■ What you are asked to do
Working through the lines below, return each one that holds "тексту".

■ Dataset
════════

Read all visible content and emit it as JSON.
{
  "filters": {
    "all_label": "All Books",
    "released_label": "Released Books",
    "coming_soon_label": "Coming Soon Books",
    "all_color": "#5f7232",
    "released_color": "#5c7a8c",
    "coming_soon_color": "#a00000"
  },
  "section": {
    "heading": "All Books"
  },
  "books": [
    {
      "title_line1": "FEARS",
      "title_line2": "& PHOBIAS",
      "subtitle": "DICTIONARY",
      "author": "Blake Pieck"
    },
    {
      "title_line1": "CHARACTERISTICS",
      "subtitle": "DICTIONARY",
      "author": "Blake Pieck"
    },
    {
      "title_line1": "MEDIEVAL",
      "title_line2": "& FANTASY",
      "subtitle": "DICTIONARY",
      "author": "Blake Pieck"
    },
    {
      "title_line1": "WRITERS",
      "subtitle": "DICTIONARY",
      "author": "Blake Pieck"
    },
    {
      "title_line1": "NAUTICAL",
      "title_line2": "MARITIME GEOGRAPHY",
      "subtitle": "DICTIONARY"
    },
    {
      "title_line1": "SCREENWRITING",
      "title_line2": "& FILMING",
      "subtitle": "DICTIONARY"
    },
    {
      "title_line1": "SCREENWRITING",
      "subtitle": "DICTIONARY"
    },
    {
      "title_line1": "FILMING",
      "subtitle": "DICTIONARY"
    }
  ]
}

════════

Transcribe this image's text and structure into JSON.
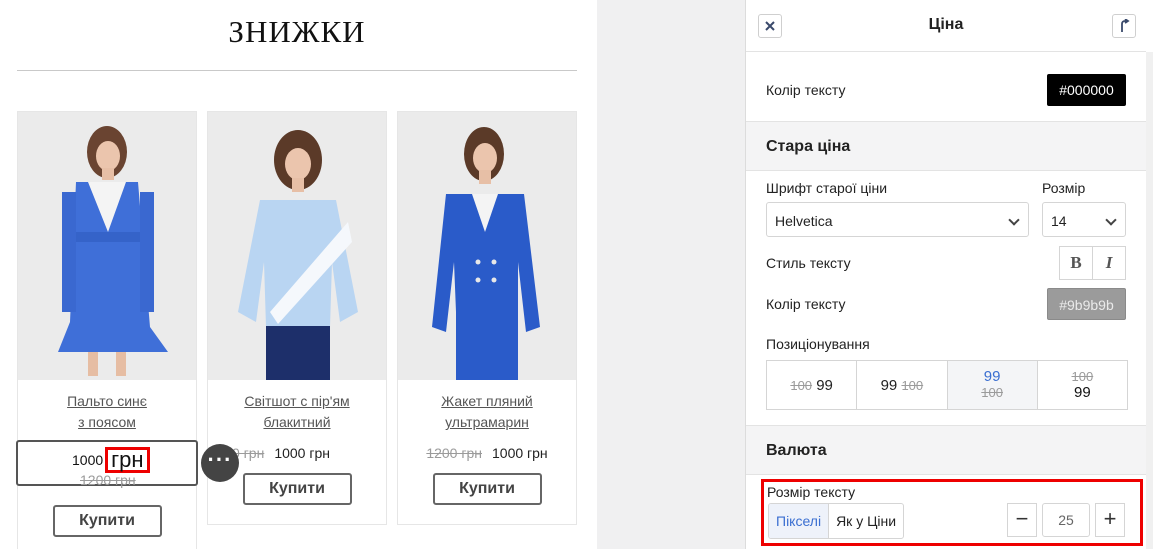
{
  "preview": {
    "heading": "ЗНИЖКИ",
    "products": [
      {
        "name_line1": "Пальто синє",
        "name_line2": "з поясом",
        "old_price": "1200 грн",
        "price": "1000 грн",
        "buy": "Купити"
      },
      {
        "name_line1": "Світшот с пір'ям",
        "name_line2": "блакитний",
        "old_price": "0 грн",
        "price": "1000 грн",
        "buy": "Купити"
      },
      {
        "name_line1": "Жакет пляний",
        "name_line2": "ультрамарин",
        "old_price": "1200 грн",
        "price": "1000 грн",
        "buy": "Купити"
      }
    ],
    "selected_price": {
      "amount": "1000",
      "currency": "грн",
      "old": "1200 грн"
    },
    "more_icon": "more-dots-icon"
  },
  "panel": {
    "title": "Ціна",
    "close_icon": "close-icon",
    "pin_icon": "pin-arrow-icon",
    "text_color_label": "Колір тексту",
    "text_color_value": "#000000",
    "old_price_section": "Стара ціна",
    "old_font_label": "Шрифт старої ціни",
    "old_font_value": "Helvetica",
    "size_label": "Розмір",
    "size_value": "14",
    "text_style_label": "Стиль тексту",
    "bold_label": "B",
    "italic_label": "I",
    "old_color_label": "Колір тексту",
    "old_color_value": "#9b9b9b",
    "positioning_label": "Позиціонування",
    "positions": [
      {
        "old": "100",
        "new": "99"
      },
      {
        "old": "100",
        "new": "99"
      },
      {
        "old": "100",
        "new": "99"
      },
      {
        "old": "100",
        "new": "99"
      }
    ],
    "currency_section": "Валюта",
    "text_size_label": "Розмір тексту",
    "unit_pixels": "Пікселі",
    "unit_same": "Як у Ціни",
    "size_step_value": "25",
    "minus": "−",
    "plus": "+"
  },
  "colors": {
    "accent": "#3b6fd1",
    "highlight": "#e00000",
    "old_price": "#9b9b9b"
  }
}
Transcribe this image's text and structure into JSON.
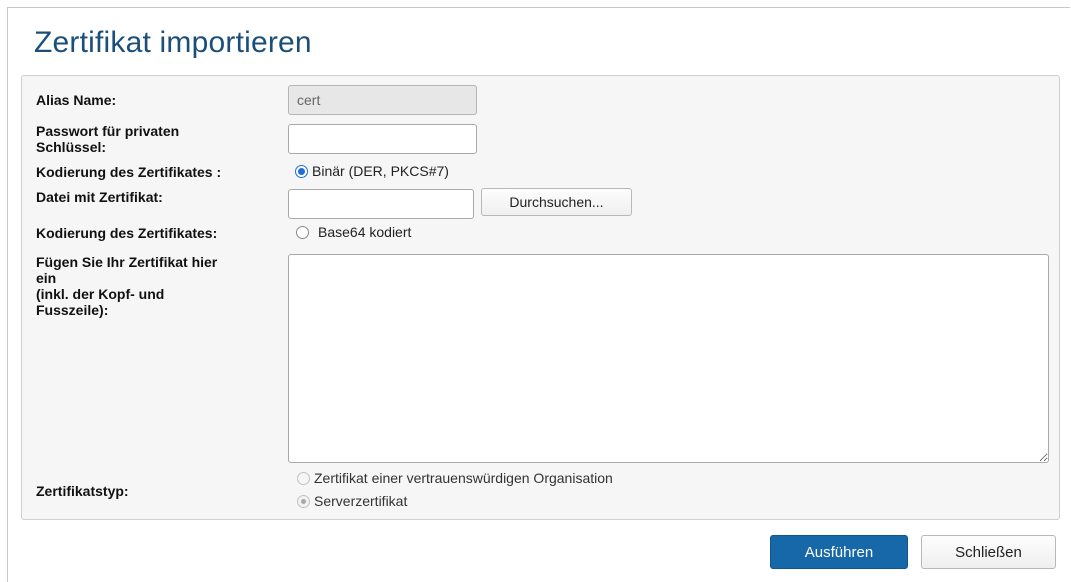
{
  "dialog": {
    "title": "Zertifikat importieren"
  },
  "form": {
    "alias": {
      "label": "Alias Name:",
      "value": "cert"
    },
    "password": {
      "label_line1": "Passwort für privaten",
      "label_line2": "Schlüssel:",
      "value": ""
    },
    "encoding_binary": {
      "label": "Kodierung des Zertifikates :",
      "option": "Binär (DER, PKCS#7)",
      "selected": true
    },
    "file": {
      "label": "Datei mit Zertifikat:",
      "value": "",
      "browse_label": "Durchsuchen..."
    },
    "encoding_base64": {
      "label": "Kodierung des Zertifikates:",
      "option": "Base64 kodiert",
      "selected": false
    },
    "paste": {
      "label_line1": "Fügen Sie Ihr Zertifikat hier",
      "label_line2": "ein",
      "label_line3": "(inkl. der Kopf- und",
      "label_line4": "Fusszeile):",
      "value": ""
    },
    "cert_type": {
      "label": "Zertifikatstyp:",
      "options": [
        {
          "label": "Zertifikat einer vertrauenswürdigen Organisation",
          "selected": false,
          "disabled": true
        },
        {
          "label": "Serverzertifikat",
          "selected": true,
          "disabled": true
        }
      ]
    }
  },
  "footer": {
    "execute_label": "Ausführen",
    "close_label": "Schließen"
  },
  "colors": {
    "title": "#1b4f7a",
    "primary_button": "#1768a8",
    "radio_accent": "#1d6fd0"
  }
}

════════

■ Finished task
    "text_color_label": "Колір тексту",
    "text_style_label": "Стиль тексту",
    "old_color_label": "Колір тексту",
    "text_size_label": "Розмір тексту",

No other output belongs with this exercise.